::: Input

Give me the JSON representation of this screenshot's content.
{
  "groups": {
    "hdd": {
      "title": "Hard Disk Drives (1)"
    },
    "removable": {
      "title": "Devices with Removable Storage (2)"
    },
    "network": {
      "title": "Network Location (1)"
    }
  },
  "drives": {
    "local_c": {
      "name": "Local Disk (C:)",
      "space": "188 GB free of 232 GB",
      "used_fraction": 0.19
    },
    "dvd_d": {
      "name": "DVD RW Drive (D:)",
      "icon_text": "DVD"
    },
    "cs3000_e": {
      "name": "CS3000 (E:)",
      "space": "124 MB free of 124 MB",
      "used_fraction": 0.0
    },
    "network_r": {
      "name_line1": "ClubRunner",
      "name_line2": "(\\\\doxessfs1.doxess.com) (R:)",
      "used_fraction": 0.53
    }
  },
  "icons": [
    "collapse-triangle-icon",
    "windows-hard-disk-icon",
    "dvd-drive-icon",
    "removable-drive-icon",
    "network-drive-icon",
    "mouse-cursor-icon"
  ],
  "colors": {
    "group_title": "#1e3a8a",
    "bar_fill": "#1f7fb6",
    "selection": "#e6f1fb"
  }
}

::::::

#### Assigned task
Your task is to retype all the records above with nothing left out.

#### Response to the task
Give me the JSON representation of this screenshot's content.
{
  "groups": {
    "hdd": {
      "title": "Hard Disk Drives (1)"
    },
    "removable": {
      "title": "Devices with Removable Storage (2)"
    },
    "network": {
      "title": "Network Location (1)"
    }
  },
  "drives": {
    "local_c": {
      "name": "Local Disk (C:)",
      "space": "188 GB free of 232 GB",
      "used_fraction": 0.19
    },
    "dvd_d": {
      "name": "DVD RW Drive (D:)",
      "icon_text": "DVD"
    },
    "cs3000_e": {
      "name": "CS3000 (E:)",
      "space": "124 MB free of 124 MB",
      "used_fraction": 0.0
    },
    "network_r": {
      "name_line1": "ClubRunner",
      "name_line2": "(\\\\doxessfs1.doxess.com) (R:)",
      "used_fraction": 0.53
    }
  },
  "icons": [
    "collapse-triangle-icon",
    "windows-hard-disk-icon",
    "dvd-drive-icon",
    "removable-drive-icon",
    "network-drive-icon",
    "mouse-cursor-icon"
  ],
  "colors": {
    "group_title": "#1e3a8a",
    "bar_fill": "#1f7fb6",
    "selection": "#e6f1fb"
  }
}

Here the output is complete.